-- WORK TASK --
Could you output every record again, exactly as given?

-- Data records --
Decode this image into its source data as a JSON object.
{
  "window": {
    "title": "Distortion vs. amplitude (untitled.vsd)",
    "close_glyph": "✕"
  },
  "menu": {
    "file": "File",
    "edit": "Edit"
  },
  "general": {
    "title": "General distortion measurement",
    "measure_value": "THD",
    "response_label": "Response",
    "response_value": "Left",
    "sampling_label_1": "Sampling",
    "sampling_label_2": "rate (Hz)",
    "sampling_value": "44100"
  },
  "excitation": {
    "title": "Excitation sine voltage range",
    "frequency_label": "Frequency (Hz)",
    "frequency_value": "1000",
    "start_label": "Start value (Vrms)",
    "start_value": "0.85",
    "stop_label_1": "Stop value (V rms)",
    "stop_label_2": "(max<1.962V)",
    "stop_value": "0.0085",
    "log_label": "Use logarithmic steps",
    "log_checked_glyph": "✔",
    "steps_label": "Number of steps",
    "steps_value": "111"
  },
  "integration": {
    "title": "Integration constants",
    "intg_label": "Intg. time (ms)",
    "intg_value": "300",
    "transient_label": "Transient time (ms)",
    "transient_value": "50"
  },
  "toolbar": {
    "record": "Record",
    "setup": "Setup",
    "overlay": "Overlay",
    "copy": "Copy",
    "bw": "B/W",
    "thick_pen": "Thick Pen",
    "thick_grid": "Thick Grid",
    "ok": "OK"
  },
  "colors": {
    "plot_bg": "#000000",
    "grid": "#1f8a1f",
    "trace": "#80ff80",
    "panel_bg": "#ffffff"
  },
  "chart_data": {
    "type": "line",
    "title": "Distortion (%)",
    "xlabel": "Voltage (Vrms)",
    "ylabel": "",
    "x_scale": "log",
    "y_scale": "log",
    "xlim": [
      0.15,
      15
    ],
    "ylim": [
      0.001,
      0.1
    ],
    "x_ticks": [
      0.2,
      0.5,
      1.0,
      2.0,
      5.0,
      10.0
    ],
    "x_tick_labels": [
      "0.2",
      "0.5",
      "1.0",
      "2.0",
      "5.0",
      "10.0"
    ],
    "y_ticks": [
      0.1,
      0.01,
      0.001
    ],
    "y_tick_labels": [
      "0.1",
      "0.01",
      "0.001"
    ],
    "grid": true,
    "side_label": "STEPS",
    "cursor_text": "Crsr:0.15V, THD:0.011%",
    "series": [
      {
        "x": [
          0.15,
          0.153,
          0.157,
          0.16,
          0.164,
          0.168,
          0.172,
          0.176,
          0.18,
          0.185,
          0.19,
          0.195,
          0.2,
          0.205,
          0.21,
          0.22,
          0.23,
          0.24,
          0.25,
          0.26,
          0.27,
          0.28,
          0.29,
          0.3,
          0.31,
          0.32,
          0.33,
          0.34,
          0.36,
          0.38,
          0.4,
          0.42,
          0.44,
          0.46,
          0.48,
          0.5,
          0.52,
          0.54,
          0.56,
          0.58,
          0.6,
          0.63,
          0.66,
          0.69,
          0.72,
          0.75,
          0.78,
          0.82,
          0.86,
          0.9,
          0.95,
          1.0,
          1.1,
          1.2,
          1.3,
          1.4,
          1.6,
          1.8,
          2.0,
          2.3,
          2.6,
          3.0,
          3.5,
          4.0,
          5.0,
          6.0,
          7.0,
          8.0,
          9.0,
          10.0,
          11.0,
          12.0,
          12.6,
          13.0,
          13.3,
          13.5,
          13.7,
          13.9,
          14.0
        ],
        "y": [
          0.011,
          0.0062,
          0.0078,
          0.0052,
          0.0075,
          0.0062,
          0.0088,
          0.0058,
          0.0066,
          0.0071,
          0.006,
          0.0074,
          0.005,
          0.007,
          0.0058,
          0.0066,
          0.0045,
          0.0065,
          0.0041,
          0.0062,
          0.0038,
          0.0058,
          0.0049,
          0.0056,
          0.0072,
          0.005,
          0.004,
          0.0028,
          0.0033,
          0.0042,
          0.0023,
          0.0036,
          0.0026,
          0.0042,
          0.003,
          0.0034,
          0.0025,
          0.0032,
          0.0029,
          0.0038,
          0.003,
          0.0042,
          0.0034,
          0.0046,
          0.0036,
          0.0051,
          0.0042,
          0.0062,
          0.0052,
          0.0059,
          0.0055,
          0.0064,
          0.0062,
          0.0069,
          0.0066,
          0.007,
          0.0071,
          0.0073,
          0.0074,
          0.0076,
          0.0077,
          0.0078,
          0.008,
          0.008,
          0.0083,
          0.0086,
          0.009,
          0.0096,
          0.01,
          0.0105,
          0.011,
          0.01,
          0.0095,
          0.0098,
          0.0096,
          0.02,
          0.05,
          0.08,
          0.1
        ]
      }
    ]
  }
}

-- TASK ANSWER --
Decode this image into its source data as a JSON object.
{
  "window": {
    "title": "Distortion vs. amplitude (untitled.vsd)",
    "close_glyph": "✕"
  },
  "menu": {
    "file": "File",
    "edit": "Edit"
  },
  "general": {
    "title": "General distortion measurement",
    "measure_value": "THD",
    "response_label": "Response",
    "response_value": "Left",
    "sampling_label_1": "Sampling",
    "sampling_label_2": "rate (Hz)",
    "sampling_value": "44100"
  },
  "excitation": {
    "title": "Excitation sine voltage range",
    "frequency_label": "Frequency (Hz)",
    "frequency_value": "1000",
    "start_label": "Start value (Vrms)",
    "start_value": "0.85",
    "stop_label_1": "Stop value (V rms)",
    "stop_label_2": "(max<1.962V)",
    "stop_value": "0.0085",
    "log_label": "Use logarithmic steps",
    "log_checked_glyph": "✔",
    "steps_label": "Number of steps",
    "steps_value": "111"
  },
  "integration": {
    "title": "Integration constants",
    "intg_label": "Intg. time (ms)",
    "intg_value": "300",
    "transient_label": "Transient time (ms)",
    "transient_value": "50"
  },
  "toolbar": {
    "record": "Record",
    "setup": "Setup",
    "overlay": "Overlay",
    "copy": "Copy",
    "bw": "B/W",
    "thick_pen": "Thick Pen",
    "thick_grid": "Thick Grid",
    "ok": "OK"
  },
  "colors": {
    "plot_bg": "#000000",
    "grid": "#1f8a1f",
    "trace": "#80ff80",
    "panel_bg": "#ffffff"
  },
  "chart_data": {
    "type": "line",
    "title": "Distortion (%)",
    "xlabel": "Voltage (Vrms)",
    "ylabel": "",
    "x_scale": "log",
    "y_scale": "log",
    "xlim": [
      0.15,
      15
    ],
    "ylim": [
      0.001,
      0.1
    ],
    "x_ticks": [
      0.2,
      0.5,
      1.0,
      2.0,
      5.0,
      10.0
    ],
    "x_tick_labels": [
      "0.2",
      "0.5",
      "1.0",
      "2.0",
      "5.0",
      "10.0"
    ],
    "y_ticks": [
      0.1,
      0.01,
      0.001
    ],
    "y_tick_labels": [
      "0.1",
      "0.01",
      "0.001"
    ],
    "grid": true,
    "side_label": "STEPS",
    "cursor_text": "Crsr:0.15V, THD:0.011%",
    "series": [
      {
        "x": [
          0.15,
          0.153,
          0.157,
          0.16,
          0.164,
          0.168,
          0.172,
          0.176,
          0.18,
          0.185,
          0.19,
          0.195,
          0.2,
          0.205,
          0.21,
          0.22,
          0.23,
          0.24,
          0.25,
          0.26,
          0.27,
          0.28,
          0.29,
          0.3,
          0.31,
          0.32,
          0.33,
          0.34,
          0.36,
          0.38,
          0.4,
          0.42,
          0.44,
          0.46,
          0.48,
          0.5,
          0.52,
          0.54,
          0.56,
          0.58,
          0.6,
          0.63,
          0.66,
          0.69,
          0.72,
          0.75,
          0.78,
          0.82,
          0.86,
          0.9,
          0.95,
          1.0,
          1.1,
          1.2,
          1.3,
          1.4,
          1.6,
          1.8,
          2.0,
          2.3,
          2.6,
          3.0,
          3.5,
          4.0,
          5.0,
          6.0,
          7.0,
          8.0,
          9.0,
          10.0,
          11.0,
          12.0,
          12.6,
          13.0,
          13.3,
          13.5,
          13.7,
          13.9,
          14.0
        ],
        "y": [
          0.011,
          0.0062,
          0.0078,
          0.0052,
          0.0075,
          0.0062,
          0.0088,
          0.0058,
          0.0066,
          0.0071,
          0.006,
          0.0074,
          0.005,
          0.007,
          0.0058,
          0.0066,
          0.0045,
          0.0065,
          0.0041,
          0.0062,
          0.0038,
          0.0058,
          0.0049,
          0.0056,
          0.0072,
          0.005,
          0.004,
          0.0028,
          0.0033,
          0.0042,
          0.0023,
          0.0036,
          0.0026,
          0.0042,
          0.003,
          0.0034,
          0.0025,
          0.0032,
          0.0029,
          0.0038,
          0.003,
          0.0042,
          0.0034,
          0.0046,
          0.0036,
          0.0051,
          0.0042,
          0.0062,
          0.0052,
          0.0059,
          0.0055,
          0.0064,
          0.0062,
          0.0069,
          0.0066,
          0.007,
          0.0071,
          0.0073,
          0.0074,
          0.0076,
          0.0077,
          0.0078,
          0.008,
          0.008,
          0.0083,
          0.0086,
          0.009,
          0.0096,
          0.01,
          0.0105,
          0.011,
          0.01,
          0.0095,
          0.0098,
          0.0096,
          0.02,
          0.05,
          0.08,
          0.1
        ]
      }
    ]
  }
}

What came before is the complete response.